“Boo was our neighbor. He gave us two soap dolls, a broken watch and chain, a pair of good-luck pennies, and our lives.”
– Harper Lee, To Kill a Mockingbird
Walking Around in Boo
Milo Miller was my Boo Radley, my mockingbird.
Every Saturday afternoon,
Milo delivered ice to the R&E Cafe
for a slice of rhubarb pie and vanilla ice cream,
when I was 17 and worked as a waitress
for two dollars an hour and tips.
Everyone in town knew Milo.
With teeth so splayed he could not close his mouth
and black-rimmed glasses as thick as church windows,
he was a child-man with a craving for sweets
(and he often asked me for a second slice
when he knew he was allowed only one).
One day Milo asked for my senior class photo,
while we were playing “Go Fish”
and listening to “Old Black Water” on the juke box
when the restaurant emptied after the lunch rush.
And I gave him one, signing my name on the back.
Twenty years later, he still carried
a dozen photos of “his girls” in his billfold
and I was proud to be one of them.
And now, when I fly home once a year,
I always hope to see Milo riding his bicycle
or patrolling the fairgrounds
because I still hope he will remember me

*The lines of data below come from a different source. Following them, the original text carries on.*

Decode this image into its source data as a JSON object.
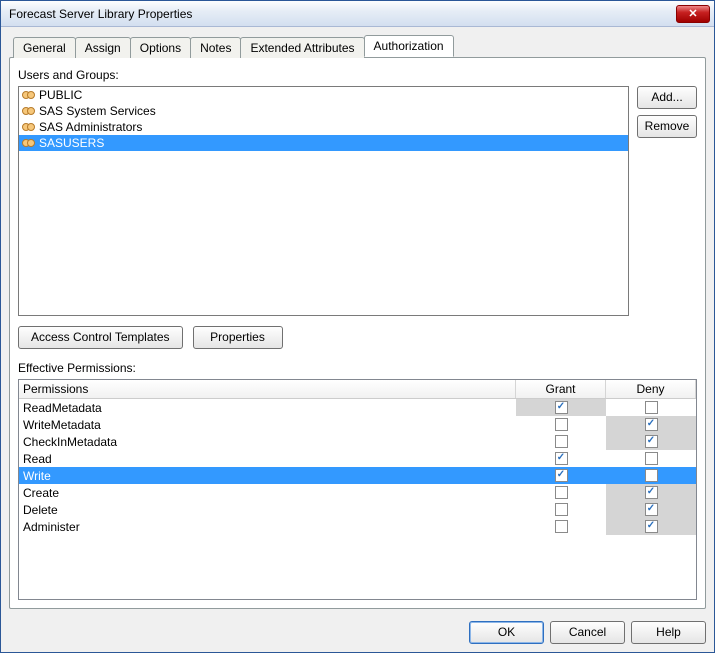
{
  "window": {
    "title": "Forecast Server Library Properties"
  },
  "tabs": [
    "General",
    "Assign",
    "Options",
    "Notes",
    "Extended Attributes",
    "Authorization"
  ],
  "active_tab": 5,
  "labels": {
    "users_groups": "Users and Groups:",
    "effective_permissions": "Effective Permissions:"
  },
  "users_groups": {
    "items": [
      {
        "name": "PUBLIC",
        "selected": false
      },
      {
        "name": "SAS System Services",
        "selected": false
      },
      {
        "name": "SAS Administrators",
        "selected": false
      },
      {
        "name": "SASUSERS",
        "selected": true
      }
    ]
  },
  "side_buttons": {
    "add": "Add...",
    "remove": "Remove"
  },
  "mid_buttons": {
    "act": "Access Control Templates",
    "props": "Properties"
  },
  "perm_headers": {
    "permissions": "Permissions",
    "grant": "Grant",
    "deny": "Deny"
  },
  "permissions": [
    {
      "name": "ReadMetadata",
      "grant": true,
      "grant_shaded": true,
      "deny": false,
      "deny_shaded": false,
      "selected": false
    },
    {
      "name": "WriteMetadata",
      "grant": false,
      "grant_shaded": false,
      "deny": true,
      "deny_shaded": true,
      "selected": false
    },
    {
      "name": "CheckInMetadata",
      "grant": false,
      "grant_shaded": false,
      "deny": true,
      "deny_shaded": true,
      "selected": false
    },
    {
      "name": "Read",
      "grant": true,
      "grant_shaded": false,
      "deny": false,
      "deny_shaded": false,
      "selected": false
    },
    {
      "name": "Write",
      "grant": true,
      "grant_shaded": false,
      "deny": false,
      "deny_shaded": false,
      "selected": true
    },
    {
      "name": "Create",
      "grant": false,
      "grant_shaded": false,
      "deny": true,
      "deny_shaded": true,
      "selected": false
    },
    {
      "name": "Delete",
      "grant": false,
      "grant_shaded": false,
      "deny": true,
      "deny_shaded": true,
      "selected": false
    },
    {
      "name": "Administer",
      "grant": false,
      "grant_shaded": false,
      "deny": true,
      "deny_shaded": true,
      "selected": false
    }
  ],
  "footer": {
    "ok": "OK",
    "cancel": "Cancel",
    "help": "Help"
  }
}
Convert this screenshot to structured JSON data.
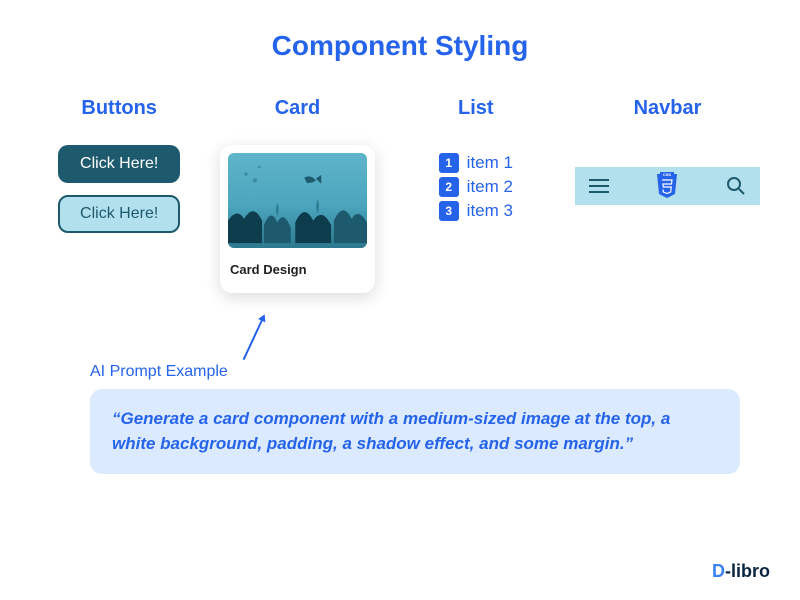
{
  "title": "Component Styling",
  "columns": {
    "buttons": {
      "header": "Buttons",
      "btn1": "Click Here!",
      "btn2": "Click Here!"
    },
    "card": {
      "header": "Card",
      "caption": "Card Design"
    },
    "list": {
      "header": "List",
      "items": [
        {
          "num": "1",
          "label": "item 1"
        },
        {
          "num": "2",
          "label": "item 2"
        },
        {
          "num": "3",
          "label": "item 3"
        }
      ]
    },
    "navbar": {
      "header": "Navbar",
      "logo_text": "CSS"
    }
  },
  "prompt": {
    "label": "AI Prompt Example",
    "text": "“Generate a card component with a medium-sized image at the top, a white background, padding, a shadow effect, and some margin.”"
  },
  "brand": {
    "d": "D",
    "rest": "-libro"
  }
}
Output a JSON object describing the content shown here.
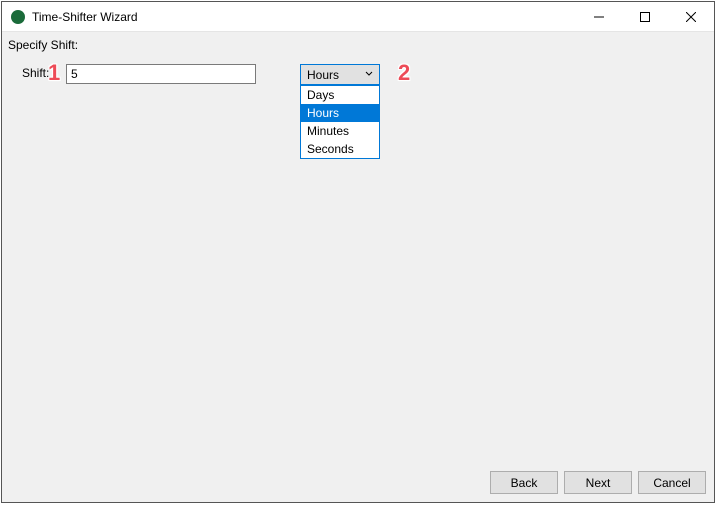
{
  "window": {
    "title": "Time-Shifter Wizard"
  },
  "section": {
    "label": "Specify Shift:"
  },
  "shift": {
    "label": "Shift:",
    "value": "5",
    "unit_selected": "Hours",
    "unit_options": [
      "Days",
      "Hours",
      "Minutes",
      "Seconds"
    ]
  },
  "annotations": {
    "one": "1",
    "two": "2"
  },
  "buttons": {
    "back": "Back",
    "next": "Next",
    "cancel": "Cancel"
  }
}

and smile and pull out his wallet
and ruffle through the soft-edged pictures
until he finds mine.
But I still remember, when I was much younger,
back when Milo was still a teenager,
how town kids would peek in his bedroom window,
throw gravel in the alley behind his house,
provoke the mad boy and rile up some fun.
Their taunts often won out – with Milo chasing them
with a bat or a kitchen knife
(at least that is how their stories went)
all the way to the old high school.
Their screams would wake the neighbors
and the town cop would turn in by the street light
and walk a crying Milo back home.
I was a farm kid, so I didn’t know much about Milo.
Except his name.
If you were slow or said something stupid
or struck out or got picked last,
you were “a Milo.”
If you tattled or couldn’t read or spell or got left back,
you were “a Milo.”
And I was none of these things
but I was “a Milo” anyway
because my last name was Meylor: “MY-LER.”
And so began my strange connection to this man.
As I pack for another trip home,
I wonder what his world is like now.
And I wonder if I will see him this time
and if he still likes rhubarb pie (so do I)
or if he still rides a bike (so do I).
Milo is my Boo Radley, my mockingbird.